What herb is closest to oregano?

Dried oreganoHas a much stronger flavor than fresh oregano
Dried thymeHas a much milder flavor than fresh thyme

Thyme is the herb closest to oregano in terms of flavor, but this is true only when comparing fresh oregano to fresh thyme. Dried oregano has a much stronger flavor than fresh oregano, and dried thyme has a much milder flavor than fresh thyme, so the flavor profiles differ when using dried herbs.

In terms of recipes, you can use oregano in various dishes, including tomato-based sauces, roasted vegetables, and grilled meats. It is also a key ingredient in classic Greek dishes like moussaka and spanakopita. Thyme is often used in slow-cooked dishes like stews and casseroles and can also be used to season roasted vegetables, chicken, fish, poultry, potatoes, and stuffing.

Is oregano similar to basil?

While oregano resembles basil somewhat, it’s more related to mint, which is no surprise, given that it is a member of the mint family.

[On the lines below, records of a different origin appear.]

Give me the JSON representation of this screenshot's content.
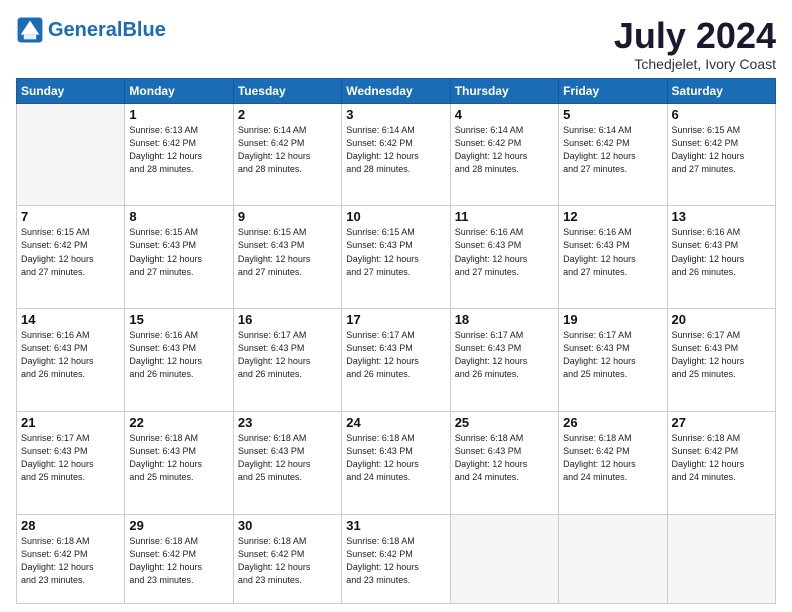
{
  "logo": {
    "text_general": "General",
    "text_blue": "Blue"
  },
  "title": "July 2024",
  "subtitle": "Tchedjelet, Ivory Coast",
  "days_of_week": [
    "Sunday",
    "Monday",
    "Tuesday",
    "Wednesday",
    "Thursday",
    "Friday",
    "Saturday"
  ],
  "weeks": [
    [
      {
        "day": "",
        "info": ""
      },
      {
        "day": "1",
        "info": "Sunrise: 6:13 AM\nSunset: 6:42 PM\nDaylight: 12 hours\nand 28 minutes."
      },
      {
        "day": "2",
        "info": "Sunrise: 6:14 AM\nSunset: 6:42 PM\nDaylight: 12 hours\nand 28 minutes."
      },
      {
        "day": "3",
        "info": "Sunrise: 6:14 AM\nSunset: 6:42 PM\nDaylight: 12 hours\nand 28 minutes."
      },
      {
        "day": "4",
        "info": "Sunrise: 6:14 AM\nSunset: 6:42 PM\nDaylight: 12 hours\nand 28 minutes."
      },
      {
        "day": "5",
        "info": "Sunrise: 6:14 AM\nSunset: 6:42 PM\nDaylight: 12 hours\nand 27 minutes."
      },
      {
        "day": "6",
        "info": "Sunrise: 6:15 AM\nSunset: 6:42 PM\nDaylight: 12 hours\nand 27 minutes."
      }
    ],
    [
      {
        "day": "7",
        "info": "Sunrise: 6:15 AM\nSunset: 6:42 PM\nDaylight: 12 hours\nand 27 minutes."
      },
      {
        "day": "8",
        "info": "Sunrise: 6:15 AM\nSunset: 6:43 PM\nDaylight: 12 hours\nand 27 minutes."
      },
      {
        "day": "9",
        "info": "Sunrise: 6:15 AM\nSunset: 6:43 PM\nDaylight: 12 hours\nand 27 minutes."
      },
      {
        "day": "10",
        "info": "Sunrise: 6:15 AM\nSunset: 6:43 PM\nDaylight: 12 hours\nand 27 minutes."
      },
      {
        "day": "11",
        "info": "Sunrise: 6:16 AM\nSunset: 6:43 PM\nDaylight: 12 hours\nand 27 minutes."
      },
      {
        "day": "12",
        "info": "Sunrise: 6:16 AM\nSunset: 6:43 PM\nDaylight: 12 hours\nand 27 minutes."
      },
      {
        "day": "13",
        "info": "Sunrise: 6:16 AM\nSunset: 6:43 PM\nDaylight: 12 hours\nand 26 minutes."
      }
    ],
    [
      {
        "day": "14",
        "info": "Sunrise: 6:16 AM\nSunset: 6:43 PM\nDaylight: 12 hours\nand 26 minutes."
      },
      {
        "day": "15",
        "info": "Sunrise: 6:16 AM\nSunset: 6:43 PM\nDaylight: 12 hours\nand 26 minutes."
      },
      {
        "day": "16",
        "info": "Sunrise: 6:17 AM\nSunset: 6:43 PM\nDaylight: 12 hours\nand 26 minutes."
      },
      {
        "day": "17",
        "info": "Sunrise: 6:17 AM\nSunset: 6:43 PM\nDaylight: 12 hours\nand 26 minutes."
      },
      {
        "day": "18",
        "info": "Sunrise: 6:17 AM\nSunset: 6:43 PM\nDaylight: 12 hours\nand 26 minutes."
      },
      {
        "day": "19",
        "info": "Sunrise: 6:17 AM\nSunset: 6:43 PM\nDaylight: 12 hours\nand 25 minutes."
      },
      {
        "day": "20",
        "info": "Sunrise: 6:17 AM\nSunset: 6:43 PM\nDaylight: 12 hours\nand 25 minutes."
      }
    ],
    [
      {
        "day": "21",
        "info": "Sunrise: 6:17 AM\nSunset: 6:43 PM\nDaylight: 12 hours\nand 25 minutes."
      },
      {
        "day": "22",
        "info": "Sunrise: 6:18 AM\nSunset: 6:43 PM\nDaylight: 12 hours\nand 25 minutes."
      },
      {
        "day": "23",
        "info": "Sunrise: 6:18 AM\nSunset: 6:43 PM\nDaylight: 12 hours\nand 25 minutes."
      },
      {
        "day": "24",
        "info": "Sunrise: 6:18 AM\nSunset: 6:43 PM\nDaylight: 12 hours\nand 24 minutes."
      },
      {
        "day": "25",
        "info": "Sunrise: 6:18 AM\nSunset: 6:43 PM\nDaylight: 12 hours\nand 24 minutes."
      },
      {
        "day": "26",
        "info": "Sunrise: 6:18 AM\nSunset: 6:42 PM\nDaylight: 12 hours\nand 24 minutes."
      },
      {
        "day": "27",
        "info": "Sunrise: 6:18 AM\nSunset: 6:42 PM\nDaylight: 12 hours\nand 24 minutes."
      }
    ],
    [
      {
        "day": "28",
        "info": "Sunrise: 6:18 AM\nSunset: 6:42 PM\nDaylight: 12 hours\nand 23 minutes."
      },
      {
        "day": "29",
        "info": "Sunrise: 6:18 AM\nSunset: 6:42 PM\nDaylight: 12 hours\nand 23 minutes."
      },
      {
        "day": "30",
        "info": "Sunrise: 6:18 AM\nSunset: 6:42 PM\nDaylight: 12 hours\nand 23 minutes."
      },
      {
        "day": "31",
        "info": "Sunrise: 6:18 AM\nSunset: 6:42 PM\nDaylight: 12 hours\nand 23 minutes."
      },
      {
        "day": "",
        "info": ""
      },
      {
        "day": "",
        "info": ""
      },
      {
        "day": "",
        "info": ""
      }
    ]
  ]
}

Oregano has a slightly bitter, intense flavor with a hint of sweetness and a warm aroma. In contrast, basil is intensely sweet (because it has a lot of linalool), with a slightly peppery flavor, a hint of anise, and a fresh, herbal aroma.

You can use fresh and dried basil and oregano in Italian dishes, but be mindful of the recipe. Oregano is often used in tomato-based pasta, pizza sauces, and grilled meats, while basil is more common in pasta dishes, salads, and soups.

Specifically, if you use basil instead of oregano in a tomato sauce, the sauce will have a sweeter, more aromatic flavor profile.

Alexandra

Alexandra is a passionate writer with a deep appreciation for food - not just as nourishment but as an expression of culture, a reflection of history, and a celebration of life. She knows that everything in life requires a little spice - and gets a kick (get it?) every time she achieves the perfect combination of heat and depth.

Recent Posts